- Dashti, H. et. al. Short sleep duration and dietary intake: epidemiologic evidence, mechanisms, and health implications. Advanced Nutrition, 2015: 6, 648-59. doi: 10.3945/an.115.008623.
- University of California, Berkeley. Sleep deprivation linked to junk food cravings. ScienceDaily, 6 August 2013.
- Frank, S, et. al. Diet and sleep physiology: public health and clinical implications.

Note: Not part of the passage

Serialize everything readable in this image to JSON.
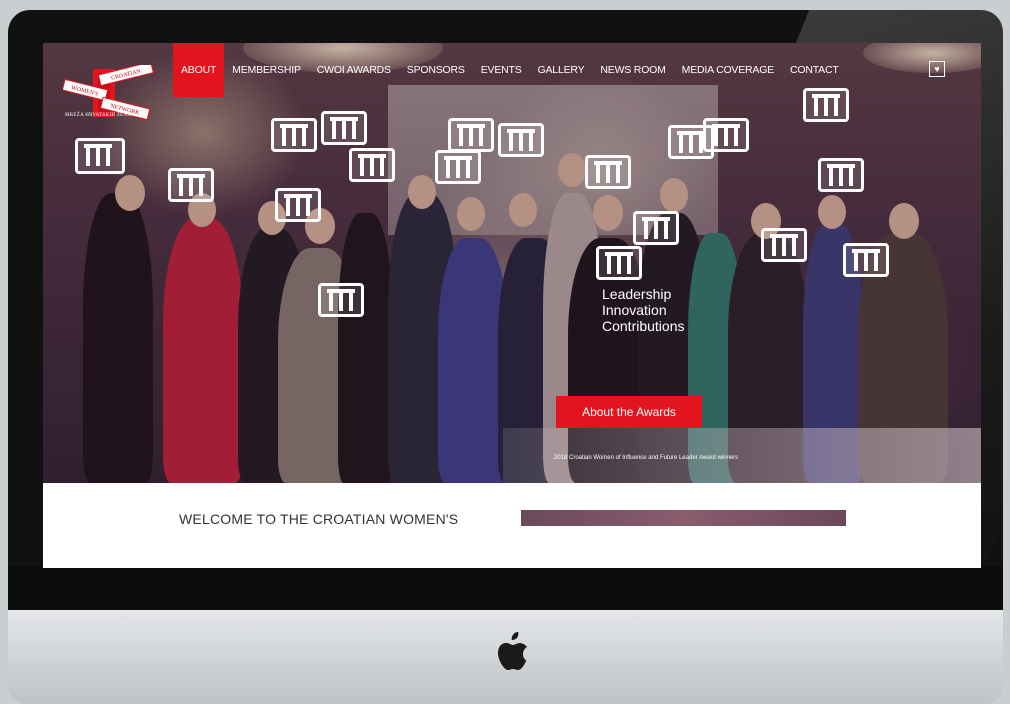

Frontiers in Neurology, 2013. https://doi.org/10.3389/fneur.2017.00393
- Centers for Disease Control and Prevention: https://www.cdc.gov/sleep/index.html